But now the years have passed, and time has taken its toll. Harold is estranged from his grown son, and left to care for his aging wife, who slips deeper and deeper into the fog of dementia. In many ways, it’s all part of the normal package called life. If it all seems unfair, then Harold is hardly alone.
But what seems more than a little unfair is when a conglomerate that peddles relatively slipshod furniture builds a mega superstore seemingly overnight next door; and summarily puts him out of business. Bankrupt and no longer able to care for his wife, Harold resolves to get even. He’ll kidnap Ingvar Kamprad, IKEA’s founder, and hold the wealthiest man in the world for ransom.

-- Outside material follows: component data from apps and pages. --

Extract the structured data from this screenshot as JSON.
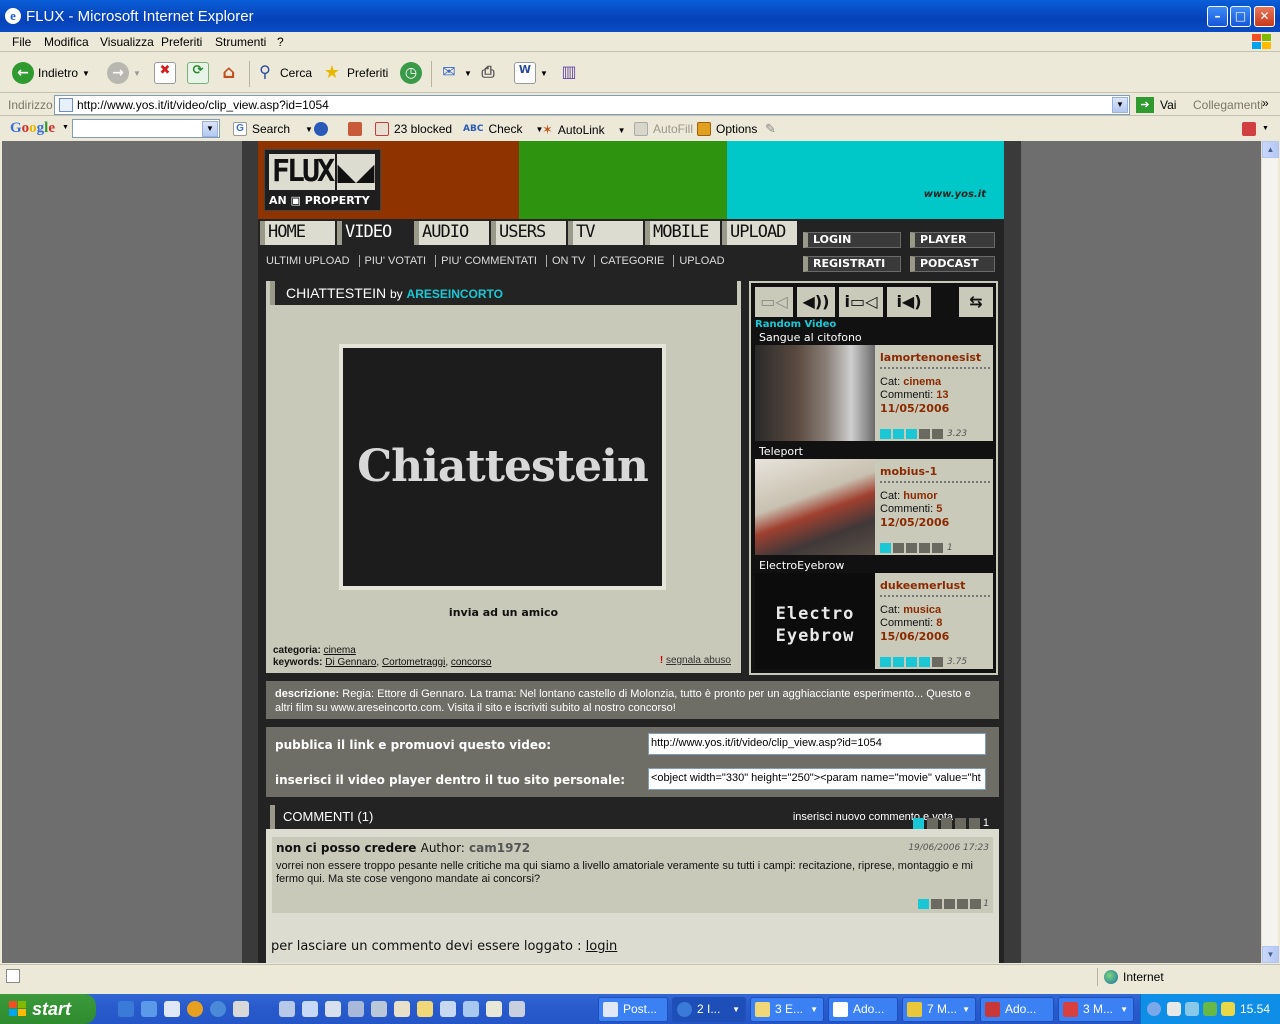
{
  "window": {
    "title": "FLUX - Microsoft Internet Explorer",
    "minimize": "–",
    "maximize": "□",
    "close": "✕"
  },
  "menu": [
    "File",
    "Modifica",
    "Visualizza",
    "Preferiti",
    "Strumenti",
    "?"
  ],
  "toolbar": {
    "back": "Indietro",
    "search": "Cerca",
    "favorites": "Preferiti"
  },
  "address": {
    "label": "Indirizzo",
    "url": "http://www.yos.it/it/video/clip_view.asp?id=1054",
    "go": "Vai",
    "links": "Collegamenti"
  },
  "googlebar": {
    "logo": "Google",
    "search": "Search",
    "blocked": "23 blocked",
    "check": "Check",
    "autolink": "AutoLink",
    "autofill": "AutoFill",
    "options": "Options"
  },
  "site": {
    "logo_text": "FLUX",
    "logo_sub": "AN ▣ PROPERTY",
    "url": "www.yos.it",
    "nav": [
      "HOME",
      "VIDEO",
      "AUDIO",
      "USERS",
      "TV",
      "MOBILE",
      "UPLOAD"
    ],
    "subnav": [
      "ULTIMI UPLOAD",
      "PIU' VOTATI",
      "PIU' COMMENTATI",
      "ON TV",
      "CATEGORIE",
      "UPLOAD"
    ],
    "side_buttons": {
      "login": "LOGIN",
      "player": "PLAYER",
      "register": "REGISTRATI",
      "podcast": "PODCAST"
    }
  },
  "video": {
    "title": "CHIATTESTEIN",
    "by": "by",
    "author": "ARESEINCORTO",
    "poster_text": "Chiattestein",
    "send_friend": "invia ad un amico",
    "category_label": "categoria:",
    "category": "cinema",
    "keywords_label": "keywords:",
    "keywords": [
      "Di Gennaro",
      "Cortometraggi",
      "concorso"
    ],
    "report": "segnala abuso"
  },
  "random": {
    "label": "Random Video",
    "items": [
      {
        "title": "Sangue al citofono",
        "user": "lamortenonesist",
        "cat_label": "Cat:",
        "cat": "cinema",
        "comments_label": "Commenti:",
        "comments": "13",
        "date": "11/05/2006",
        "rating": 3.23,
        "rating_label": "3.23"
      },
      {
        "title": "Teleport",
        "user": "mobius-1",
        "cat_label": "Cat:",
        "cat": "humor",
        "comments_label": "Commenti:",
        "comments": "5",
        "date": "12/05/2006",
        "rating": 1,
        "rating_label": "1"
      },
      {
        "title": "ElectroEyebrow",
        "user": "dukeemerlust",
        "cat_label": "Cat:",
        "cat": "musica",
        "comments_label": "Commenti:",
        "comments": "8",
        "date": "15/06/2006",
        "rating": 3.75,
        "rating_label": "3.75",
        "thumb_text": "Electro Eyebrow"
      }
    ]
  },
  "description": {
    "label": "descrizione:",
    "text": "Regia: Ettore di Gennaro. La trama: Nel lontano castello di Molonzia, tutto è pronto per un agghiacciante esperimento... Questo e altri film su www.areseincorto.com. Visita il sito e iscriviti subito al nostro concorso!"
  },
  "share": {
    "link_label": "pubblica il link e promuovi questo video:",
    "link_value": "http://www.yos.it/it/video/clip_view.asp?id=1054",
    "embed_label": "inserisci il video player dentro il tuo sito personale:",
    "embed_value": "<object width=\"330\" height=\"250\"><param name=\"movie\" value=\"ht"
  },
  "comments": {
    "header": "COMMENTI",
    "count": "(1)",
    "add": "inserisci nuovo commento e vota",
    "vote_value": 1,
    "vote_label": "1",
    "items": [
      {
        "title": "non ci posso credere",
        "author_label": "Author:",
        "author": "cam1972",
        "date": "19/06/2006 17:23",
        "text": "vorrei non essere troppo pesante nelle critiche ma qui siamo a livello amatoriale veramente su tutti i campi: recitazione, riprese, montaggio e mi fermo qui. Ma ste cose vengono mandate ai concorsi?",
        "rating": 1,
        "rating_label": "1"
      }
    ],
    "login_note": "per lasciare un commento devi essere loggato :",
    "login_link": "login"
  },
  "status": {
    "zone": "Internet"
  },
  "taskbar": {
    "start": "start",
    "tasks": [
      "Post...",
      "2 I...",
      "3 E...",
      "Ado...",
      "7 M...",
      "Ado...",
      "3 M..."
    ],
    "clock": "15.54"
  }
}
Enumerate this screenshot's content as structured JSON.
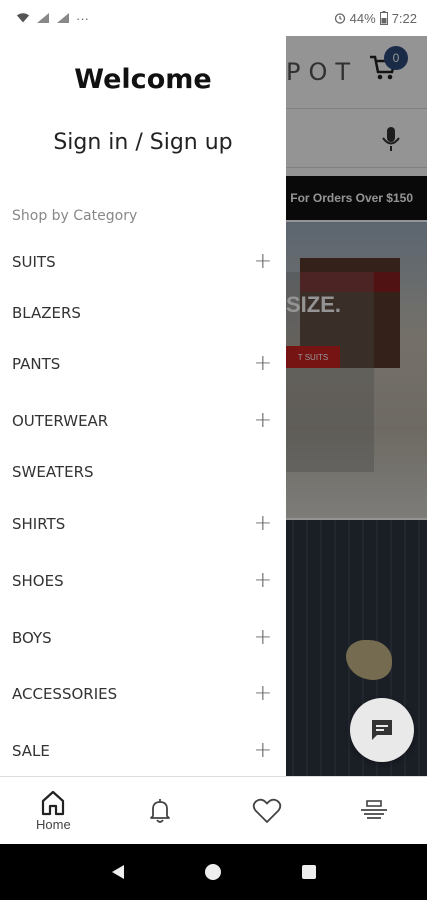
{
  "status_bar": {
    "battery": "44%",
    "time": "7:22"
  },
  "background": {
    "logo": "POT",
    "cart_count": "0",
    "banner": "For Orders Over $150",
    "hero_text": "SIZE.",
    "hero_button": "T SUITS"
  },
  "drawer": {
    "welcome": "Welcome",
    "sign_in": "Sign in / Sign up",
    "section_label": "Shop by Category",
    "categories": [
      {
        "label": "SUITS",
        "expandable": true
      },
      {
        "label": "BLAZERS",
        "expandable": false
      },
      {
        "label": "PANTS",
        "expandable": true
      },
      {
        "label": "OUTERWEAR",
        "expandable": true
      },
      {
        "label": "SWEATERS",
        "expandable": false
      },
      {
        "label": "SHIRTS",
        "expandable": true
      },
      {
        "label": "SHOES",
        "expandable": true
      },
      {
        "label": "BOYS",
        "expandable": true
      },
      {
        "label": "ACCESSORIES",
        "expandable": true
      },
      {
        "label": "SALE",
        "expandable": true
      }
    ],
    "plus_symbol": "+"
  },
  "bottom_nav": {
    "items": [
      {
        "label": "Home",
        "icon": "home-icon"
      },
      {
        "label": "",
        "icon": "bell-icon"
      },
      {
        "label": "",
        "icon": "heart-icon"
      },
      {
        "label": "",
        "icon": "list-icon"
      }
    ]
  },
  "colors": {
    "badge": "#2b4a7a",
    "banner": "#111111",
    "drawer_bg": "#ffffff"
  }
}
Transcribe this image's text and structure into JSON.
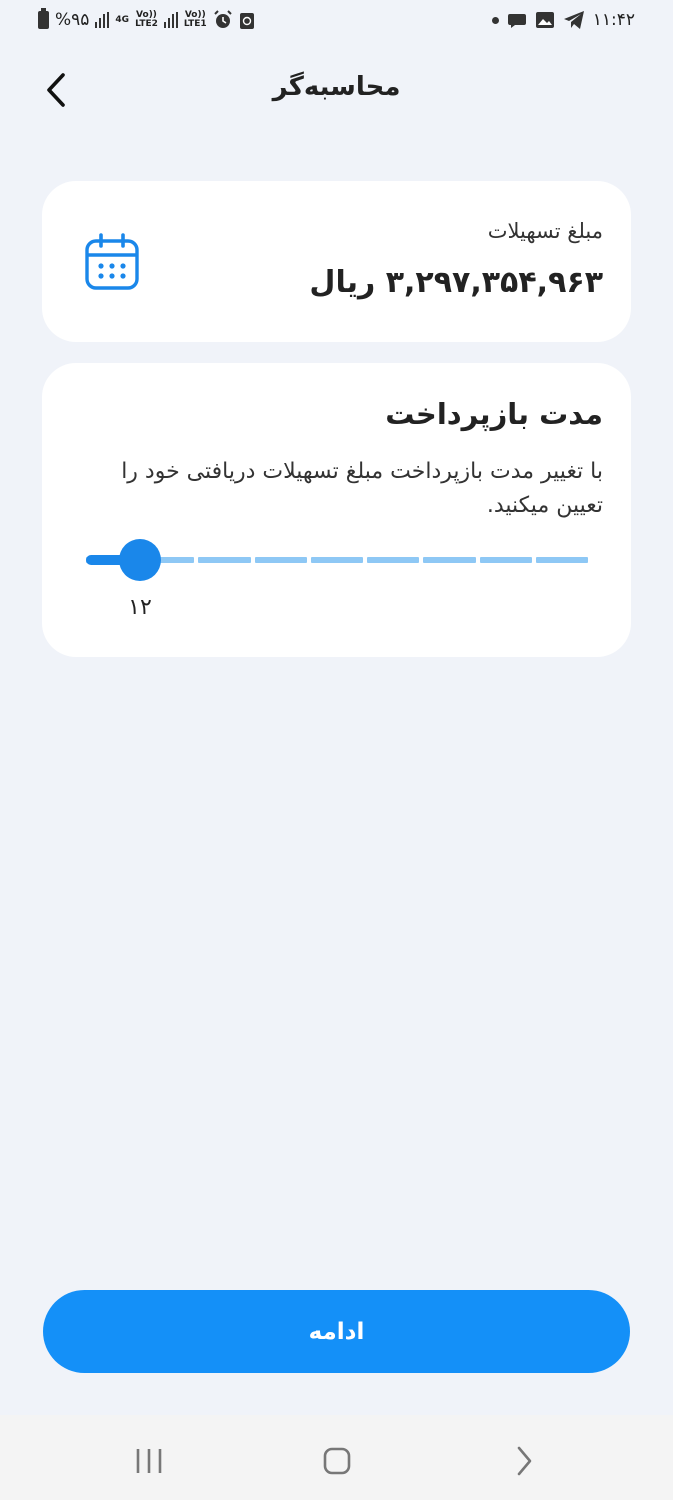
{
  "status_bar": {
    "time": "۱۱:۴۲",
    "battery": "%۹۵",
    "network_1": "4G",
    "network_2_top": "Vo))",
    "network_2_bottom": "LTE2",
    "network_3_top": "Vo))",
    "network_3_bottom": "LTE1"
  },
  "header": {
    "title": "محاسبه‌گر",
    "back_icon": "chevron-left-icon"
  },
  "amount_card": {
    "label": "مبلغ تسهیلات",
    "value": "۳,۲۹۷,۳۵۴,۹۶۳ ریال",
    "icon": "calendar-icon",
    "accent_color": "#1a87ea"
  },
  "term_card": {
    "title": "مدت بازپرداخت",
    "description": "با تغییر مدت بازپرداخت مبلغ تسهیلات دریافتی خود را تعیین میکنید.",
    "slider": {
      "value_label": "۱۲",
      "position": 0,
      "steps": 9,
      "fill_color": "#1a87ea",
      "track_color": "#8ec8f5"
    }
  },
  "continue_button": {
    "label": "ادامه",
    "color": "#1490f8"
  },
  "nav_bar": {
    "recents_icon": "recents-icon",
    "home_icon": "home-icon",
    "back_icon": "back-icon"
  }
}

Thus begins an expeditionary quest, filled with darkly-tinged humor.
Along the way he’ll encounter Ebba, a teenager toughened by the streets, and her own maternal compunction she cannot seem to elude to care for her mother who’s a wounded soul and fallen angel. Sharing with Ebba his outlandish plan to make off with the equivalent Sam Walton of Sweden, the impressed young rebel has a one-word reaction, “Cool.”
But when random fate literally drops Ingvar Kamprad in his lap, Harold is befuddled by the unflappable skinflint; who seems perfectly content to allow someone else to foot the bill for his room and board. In an ironic twist, where ill-planned circumstances result in unintended consequences, Harold finds himself in a half-frozen predicament with an unlikely “brother” not unlike himself. Life, it seems, has a way of equalizing everyone and everything.
At one point, Harold sputters at Ingvar with exasperation. “I sold quality that aged well. You sell crap that falls apart.”
“It’s not about the chair,” Ingvar replies, “but about the man who sits in it,” Then he adds, “But you’re right. I make furniture that, like people, age and fall apart. But it’s okay. You’re not supposed to keep going forever.”
Then, as the ever-frugal Ingvar Kamprad settles down for a long winter’s nap on a display model bed in his furniture warehouse, he tells Harold to turn out the lights. “They waste too much electricity.” Then. as an afterthought, adds, “And, Merry Christmas, Harold.”
Next, a cold dawn breaks and Harold finds himself alone on a frozen tundra with nothing but the absurdity of it all to show for all his flailing efforts. There’s that, and -- without giving away the last brief scene -- one bare thread left of a familial tether that brings him to the only door of hopeful possibility.
"To truly laugh, you must be able to take your pain, and play with it!”
- Charlie Chaplin